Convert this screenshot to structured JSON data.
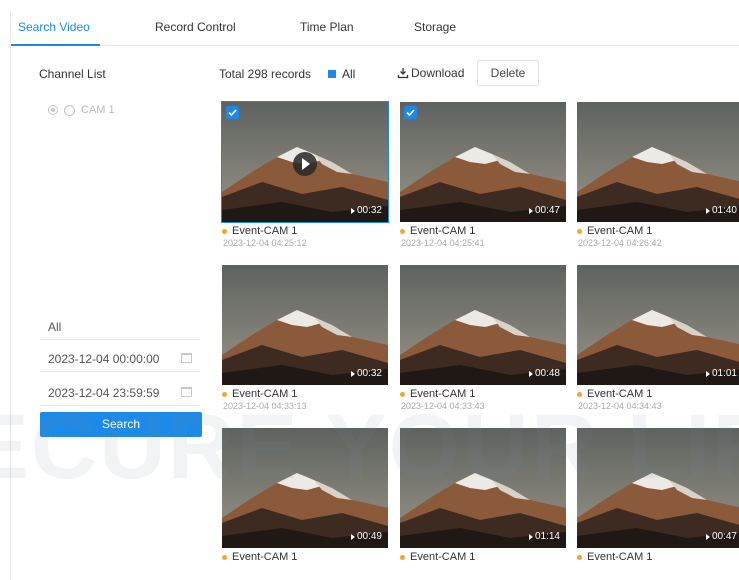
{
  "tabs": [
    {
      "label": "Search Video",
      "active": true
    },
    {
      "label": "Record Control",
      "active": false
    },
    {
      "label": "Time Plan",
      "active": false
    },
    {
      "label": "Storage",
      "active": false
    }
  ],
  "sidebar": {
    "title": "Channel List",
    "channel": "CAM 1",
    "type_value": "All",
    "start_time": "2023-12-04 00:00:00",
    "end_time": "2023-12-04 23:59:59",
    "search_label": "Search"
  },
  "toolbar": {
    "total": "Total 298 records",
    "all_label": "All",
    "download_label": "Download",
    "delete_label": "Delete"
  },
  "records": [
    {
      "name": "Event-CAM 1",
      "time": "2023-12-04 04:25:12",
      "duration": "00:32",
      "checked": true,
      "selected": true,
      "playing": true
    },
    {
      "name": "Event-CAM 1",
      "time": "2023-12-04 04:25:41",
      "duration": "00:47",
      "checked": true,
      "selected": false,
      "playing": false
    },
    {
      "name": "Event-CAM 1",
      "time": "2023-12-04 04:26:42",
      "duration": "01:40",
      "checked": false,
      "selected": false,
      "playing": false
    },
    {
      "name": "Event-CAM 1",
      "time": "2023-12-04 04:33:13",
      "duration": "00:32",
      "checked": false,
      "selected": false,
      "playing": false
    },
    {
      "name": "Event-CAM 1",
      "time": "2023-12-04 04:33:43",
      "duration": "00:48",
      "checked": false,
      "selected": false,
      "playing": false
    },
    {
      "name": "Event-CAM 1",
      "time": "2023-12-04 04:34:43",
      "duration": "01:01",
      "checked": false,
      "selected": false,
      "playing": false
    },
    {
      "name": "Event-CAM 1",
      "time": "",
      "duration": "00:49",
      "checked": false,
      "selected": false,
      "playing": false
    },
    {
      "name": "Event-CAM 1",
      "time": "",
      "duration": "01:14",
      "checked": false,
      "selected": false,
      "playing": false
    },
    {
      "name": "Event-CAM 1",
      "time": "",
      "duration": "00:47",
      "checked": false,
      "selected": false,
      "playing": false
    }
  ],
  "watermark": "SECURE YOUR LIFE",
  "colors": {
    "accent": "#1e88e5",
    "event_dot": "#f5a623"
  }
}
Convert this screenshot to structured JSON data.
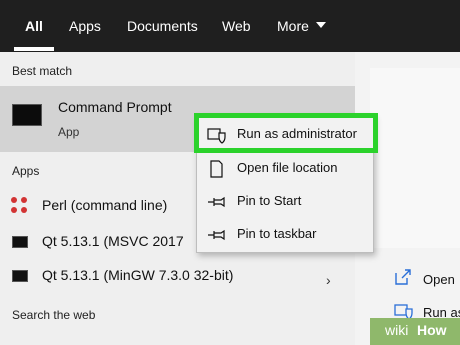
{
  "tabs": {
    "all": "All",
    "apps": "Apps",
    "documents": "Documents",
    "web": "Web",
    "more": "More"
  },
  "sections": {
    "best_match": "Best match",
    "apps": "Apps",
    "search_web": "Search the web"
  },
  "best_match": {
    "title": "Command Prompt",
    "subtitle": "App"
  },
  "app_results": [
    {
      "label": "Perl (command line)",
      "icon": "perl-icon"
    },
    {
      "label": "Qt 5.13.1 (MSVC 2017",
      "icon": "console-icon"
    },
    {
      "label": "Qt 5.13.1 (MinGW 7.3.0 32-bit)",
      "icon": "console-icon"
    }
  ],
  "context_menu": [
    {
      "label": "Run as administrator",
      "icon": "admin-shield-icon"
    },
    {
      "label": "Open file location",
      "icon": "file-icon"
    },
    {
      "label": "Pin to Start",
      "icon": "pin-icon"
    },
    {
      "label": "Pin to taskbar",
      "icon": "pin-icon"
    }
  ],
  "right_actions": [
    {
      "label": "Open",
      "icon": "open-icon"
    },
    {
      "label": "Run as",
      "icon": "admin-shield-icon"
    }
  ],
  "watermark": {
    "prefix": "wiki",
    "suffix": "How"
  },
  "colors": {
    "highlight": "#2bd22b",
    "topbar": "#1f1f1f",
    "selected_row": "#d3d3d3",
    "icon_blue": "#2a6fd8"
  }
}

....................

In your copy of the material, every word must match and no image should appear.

Convert this screenshot to structured JSON data.
{
  "tabs": [
    {
      "label": "Search Video",
      "active": true
    },
    {
      "label": "Record Control",
      "active": false
    },
    {
      "label": "Time Plan",
      "active": false
    },
    {
      "label": "Storage",
      "active": false
    }
  ],
  "sidebar": {
    "title": "Channel List",
    "channel": "CAM 1",
    "type_value": "All",
    "start_time": "2023-12-04 00:00:00",
    "end_time": "2023-12-04 23:59:59",
    "search_label": "Search"
  },
  "toolbar": {
    "total": "Total 298 records",
    "all_label": "All",
    "download_label": "Download",
    "delete_label": "Delete"
  },
  "records": [
    {
      "name": "Event-CAM 1",
      "time": "2023-12-04 04:25:12",
      "duration": "00:32",
      "checked": true,
      "selected": true,
      "playing": true
    },
    {
      "name": "Event-CAM 1",
      "time": "2023-12-04 04:25:41",
      "duration": "00:47",
      "checked": true,
      "selected": false,
      "playing": false
    },
    {
      "name": "Event-CAM 1",
      "time": "2023-12-04 04:26:42",
      "duration": "01:40",
      "checked": false,
      "selected": false,
      "playing": false
    },
    {
      "name": "Event-CAM 1",
      "time": "2023-12-04 04:33:13",
      "duration": "00:32",
      "checked": false,
      "selected": false,
      "playing": false
    },
    {
      "name": "Event-CAM 1",
      "time": "2023-12-04 04:33:43",
      "duration": "00:48",
      "checked": false,
      "selected": false,
      "playing": false
    },
    {
      "name": "Event-CAM 1",
      "time": "2023-12-04 04:34:43",
      "duration": "01:01",
      "checked": false,
      "selected": false,
      "playing": false
    },
    {
      "name": "Event-CAM 1",
      "time": "",
      "duration": "00:49",
      "checked": false,
      "selected": false,
      "playing": false
    },
    {
      "name": "Event-CAM 1",
      "time": "",
      "duration": "01:14",
      "checked": false,
      "selected": false,
      "playing": false
    },
    {
      "name": "Event-CAM 1",
      "time": "",
      "duration": "00:47",
      "checked": false,
      "selected": false,
      "playing": false
    }
  ],
  "watermark": "SECURE YOUR LIFE",
  "colors": {
    "accent": "#1e88e5",
    "event_dot": "#f5a623"
  }
}
Convert this screenshot to structured JSON data.
{
  "tabs": {
    "all": "All",
    "apps": "Apps",
    "documents": "Documents",
    "web": "Web",
    "more": "More"
  },
  "sections": {
    "best_match": "Best match",
    "apps": "Apps",
    "search_web": "Search the web"
  },
  "best_match": {
    "title": "Command Prompt",
    "subtitle": "App"
  },
  "app_results": [
    {
      "label": "Perl (command line)",
      "icon": "perl-icon"
    },
    {
      "label": "Qt 5.13.1 (MSVC 2017",
      "icon": "console-icon"
    },
    {
      "label": "Qt 5.13.1 (MinGW 7.3.0 32-bit)",
      "icon": "console-icon"
    }
  ],
  "context_menu": [
    {
      "label": "Run as administrator",
      "icon": "admin-shield-icon"
    },
    {
      "label": "Open file location",
      "icon": "file-icon"
    },
    {
      "label": "Pin to Start",
      "icon": "pin-icon"
    },
    {
      "label": "Pin to taskbar",
      "icon": "pin-icon"
    }
  ],
  "right_actions": [
    {
      "label": "Open",
      "icon": "open-icon"
    },
    {
      "label": "Run as",
      "icon": "admin-shield-icon"
    }
  ],
  "watermark": {
    "prefix": "wiki",
    "suffix": "How"
  },
  "colors": {
    "highlight": "#2bd22b",
    "topbar": "#1f1f1f",
    "selected_row": "#d3d3d3",
    "icon_blue": "#2a6fd8"
  }
}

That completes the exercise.